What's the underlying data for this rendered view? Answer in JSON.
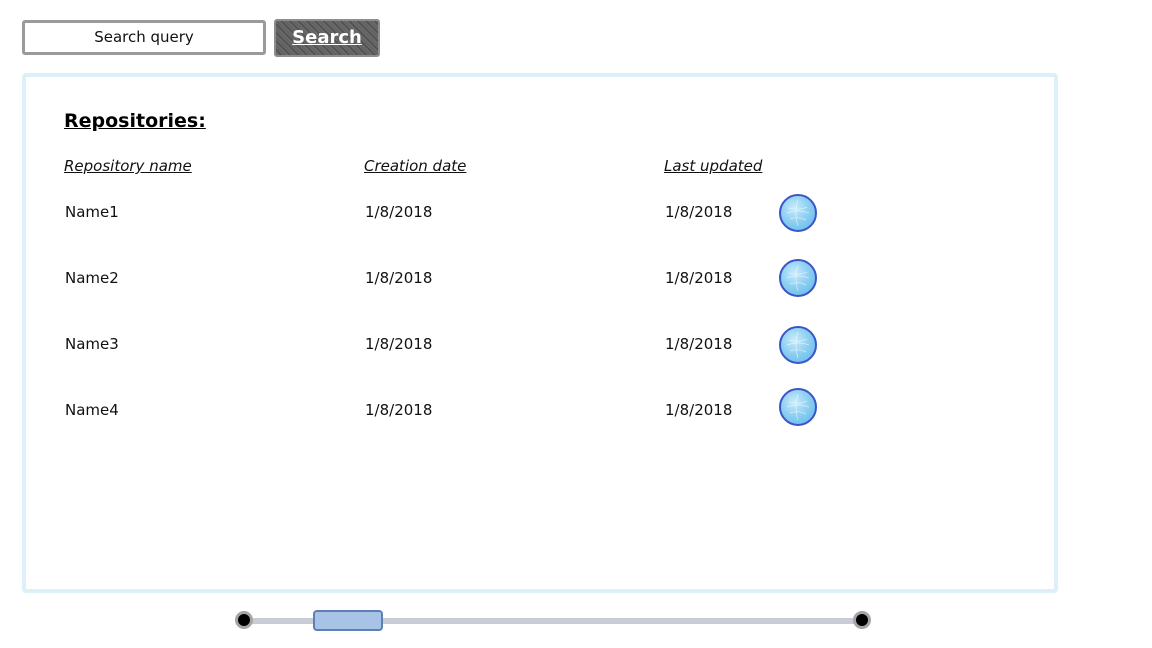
{
  "search": {
    "placeholder": "Search query",
    "button_label": "Search"
  },
  "panel": {
    "title": "Repositories:",
    "columns": [
      "Repository name",
      "Creation date",
      "Last updated"
    ],
    "rows": [
      {
        "name": "Name1",
        "created": "1/8/2018",
        "updated": "1/8/2018"
      },
      {
        "name": "Name2",
        "created": "1/8/2018",
        "updated": "1/8/2018"
      },
      {
        "name": "Name3",
        "created": "1/8/2018",
        "updated": "1/8/2018"
      },
      {
        "name": "Name4",
        "created": "1/8/2018",
        "updated": "1/8/2018"
      }
    ],
    "row_action_icon": "globe-icon"
  },
  "colors": {
    "panel_border": "#ddf0f9",
    "button_bg": "#5a5a5a",
    "row_button_border": "#3a55c8",
    "row_button_fill": "#8fd0f2",
    "scroll_thumb": "#a8c3e6"
  }
}
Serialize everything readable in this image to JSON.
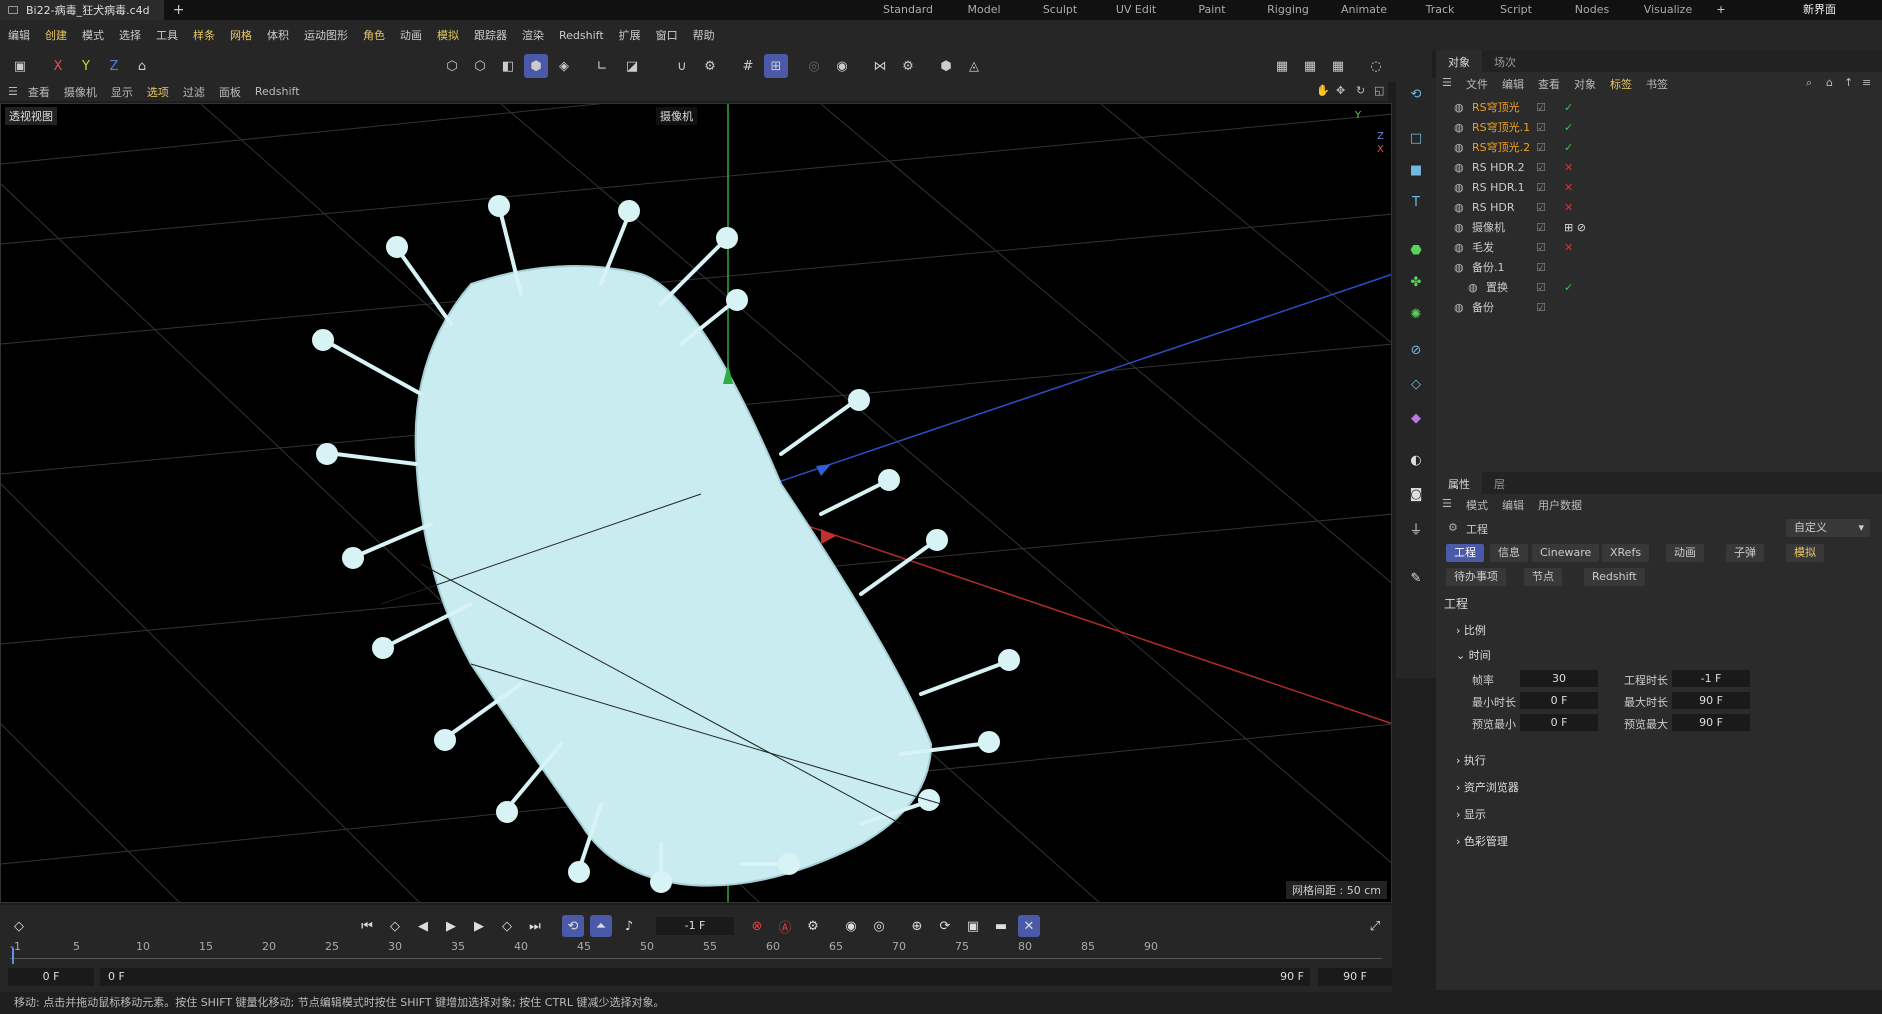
{
  "title_tab": "Bi22-病毒_狂犬病毒.c4d",
  "layouts": [
    "Standard",
    "Model",
    "Sculpt",
    "UV Edit",
    "Paint",
    "Rigging",
    "Animate",
    "Track",
    "Script",
    "Nodes",
    "Visualize"
  ],
  "new_ui": "新界面",
  "menu": [
    "编辑",
    "创建",
    "模式",
    "选择",
    "工具",
    "样条",
    "网格",
    "体积",
    "运动图形",
    "角色",
    "动画",
    "模拟",
    "跟踪器",
    "渲染",
    "Redshift",
    "扩展",
    "窗口",
    "帮助"
  ],
  "axis_btns": [
    "X",
    "Y",
    "Z"
  ],
  "view_menu": [
    "查看",
    "摄像机",
    "显示",
    "选项",
    "过滤",
    "面板",
    "Redshift"
  ],
  "viewport": {
    "title": "透视视图",
    "camera": "摄像机",
    "grid": "网格间距 : 50 cm"
  },
  "obj_tabs": [
    "对象",
    "场次"
  ],
  "obj_menu": [
    "文件",
    "编辑",
    "查看",
    "对象",
    "标签",
    "书签"
  ],
  "objects": [
    {
      "name": "RS穹顶光",
      "orange": true,
      "state": "ok"
    },
    {
      "name": "RS穹顶光.1",
      "orange": true,
      "state": "ok"
    },
    {
      "name": "RS穹顶光.2",
      "orange": true,
      "state": "ok"
    },
    {
      "name": "RS HDR.2",
      "orange": false,
      "state": "x"
    },
    {
      "name": "RS HDR.1",
      "orange": false,
      "state": "x"
    },
    {
      "name": "RS HDR",
      "orange": false,
      "state": "x"
    },
    {
      "name": "摄像机",
      "orange": false,
      "state": "cam"
    },
    {
      "name": "毛发",
      "orange": false,
      "state": "x"
    },
    {
      "name": "备份.1",
      "orange": false,
      "state": ""
    },
    {
      "name": "置换",
      "orange": false,
      "state": "ok"
    },
    {
      "name": "备份",
      "orange": false,
      "state": ""
    }
  ],
  "attr_tabs": [
    "属性",
    "层"
  ],
  "attr_menu": [
    "模式",
    "编辑",
    "用户数据"
  ],
  "attr_title": "工程",
  "attr_dropdown": "自定义",
  "attr_pills_row1": [
    "工程",
    "信息",
    "Cineware",
    "XRefs",
    "动画",
    "子弹",
    "模拟"
  ],
  "attr_pills_row2": [
    "待办事项",
    "节点",
    "Redshift"
  ],
  "section_title": "工程",
  "groups": {
    "scale": "比例",
    "time": "时间",
    "exec": "执行",
    "assets": "资产浏览器",
    "display": "显示",
    "color": "色彩管理"
  },
  "time_fields": {
    "fps_label": "帧率",
    "fps": "30",
    "proj_len_label": "工程时长",
    "proj_len": "-1 F",
    "min_label": "最小时长",
    "min": "0 F",
    "max_label": "最大时长",
    "max": "90 F",
    "pmin_label": "预览最小",
    "pmin": "0 F",
    "pmax_label": "预览最大",
    "pmax": "90 F"
  },
  "timeline": {
    "current": "-1 F",
    "ticks": [
      "-1",
      "5",
      "10",
      "15",
      "20",
      "25",
      "30",
      "35",
      "40",
      "45",
      "50",
      "55",
      "60",
      "65",
      "70",
      "75",
      "80",
      "85",
      "90"
    ],
    "start": "0 F",
    "start2": "0 F",
    "end": "90 F",
    "end2": "90 F"
  },
  "status": "移动: 点击并拖动鼠标移动元素。按住 SHIFT 键量化移动; 节点编辑模式时按住 SHIFT 键增加选择对象; 按住 CTRL 键减少选择对象。"
}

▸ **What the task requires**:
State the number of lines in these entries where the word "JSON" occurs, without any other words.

▸ **Completed task**:
2